▶ [Work required]: Only the lines with "text" in the entries below belong in the answer; please copy them.

[Interface dataset entries]

◆ ◆ ◆ ◆ ◆

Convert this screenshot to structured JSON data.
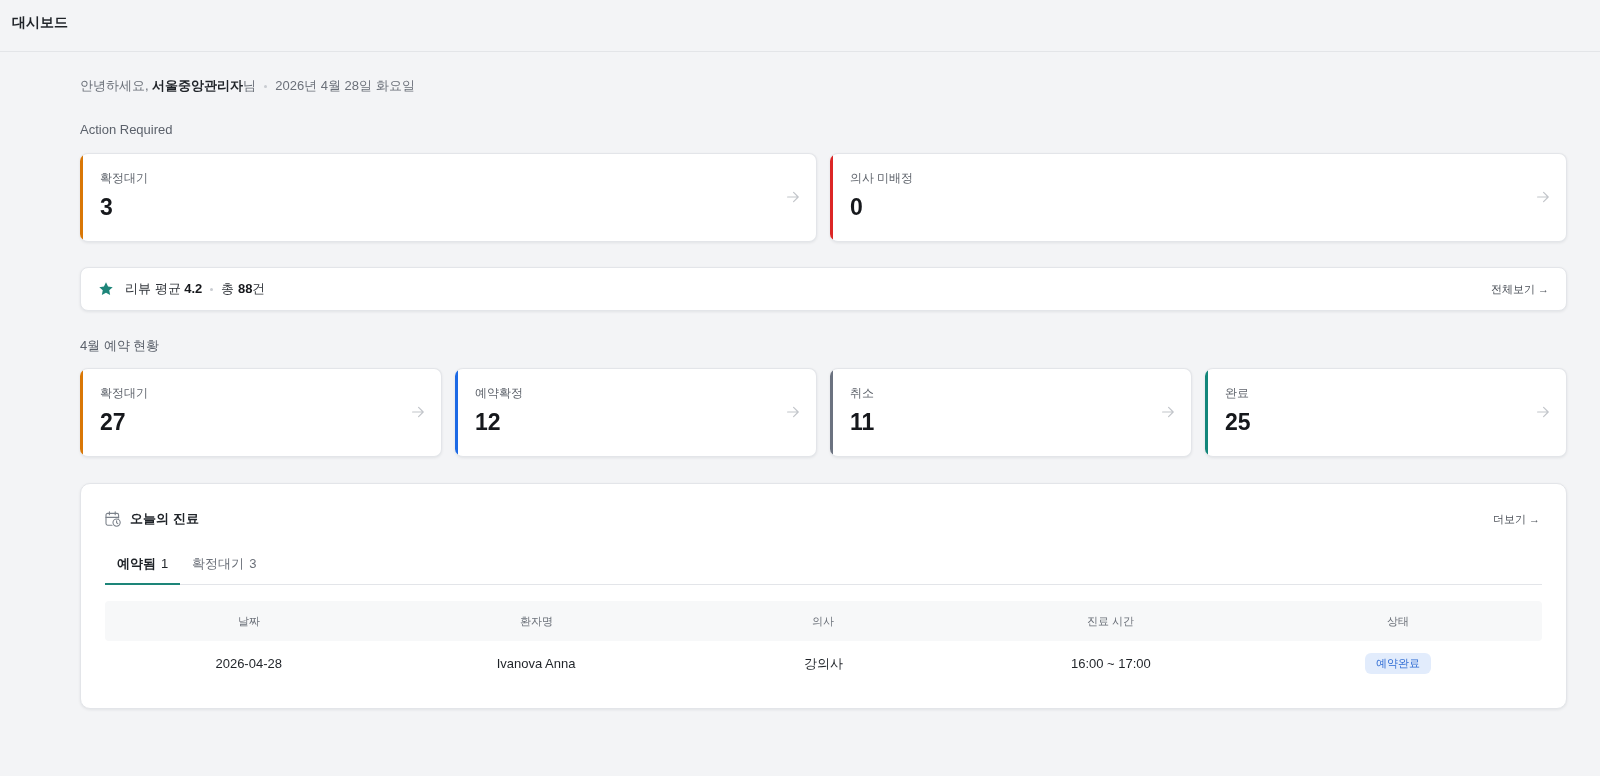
{
  "header": {
    "title": "대시보드"
  },
  "greeting": {
    "text": "안녕하세요, **서울중앙관리자**님",
    "date": "2026년 4월 28일 화요일"
  },
  "action_required": {
    "title": "Action Required",
    "cards": [
      {
        "label": "확정대기",
        "value": "3",
        "color": "#d97706"
      },
      {
        "label": "의사 미배정",
        "value": "0",
        "color": "#dc2626"
      }
    ]
  },
  "review": {
    "average": "리뷰 평균 **4.2**",
    "total": "총 **88**건",
    "link": "전체보기 →"
  },
  "monthly": {
    "title": "4월 예약 현황",
    "cards": [
      {
        "label": "확정대기",
        "value": "27",
        "color": "#d97706"
      },
      {
        "label": "예약확정",
        "value": "12",
        "color": "#1d6ae5"
      },
      {
        "label": "취소",
        "value": "11",
        "color": "#6b7280"
      },
      {
        "label": "완료",
        "value": "25",
        "color": "#13867a"
      }
    ]
  },
  "today": {
    "title": "오늘의 진료",
    "link": "더보기 →",
    "tabs": [
      {
        "label": "예약됨",
        "count": "1",
        "selected": true
      },
      {
        "label": "확정대기",
        "count": "3",
        "selected": false
      }
    ],
    "columns": [
      "날짜",
      "환자명",
      "의사",
      "진료 시간",
      "상태"
    ],
    "rows": [
      {
        "cells": [
          {
            "kind": "text",
            "text": "2026-04-28"
          },
          {
            "kind": "text",
            "text": "Ivanova Anna"
          },
          {
            "kind": "text",
            "text": "강의사"
          },
          {
            "kind": "text",
            "text": "16:00 ~ 17:00"
          },
          {
            "kind": "badge",
            "text": "예약완료"
          }
        ]
      }
    ]
  }
}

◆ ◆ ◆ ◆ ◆

▶ [Solution for this exercise]:
    "text": "안녕하세요, **서울중앙관리자**님",
            "kind": "text",
            "text": "2026-04-28"
            "kind": "text",
            "text": "Ivanova Anna"
            "kind": "text",
            "text": "강의사"
            "kind": "text",
            "text": "16:00 ~ 17:00"
            "text": "예약완료"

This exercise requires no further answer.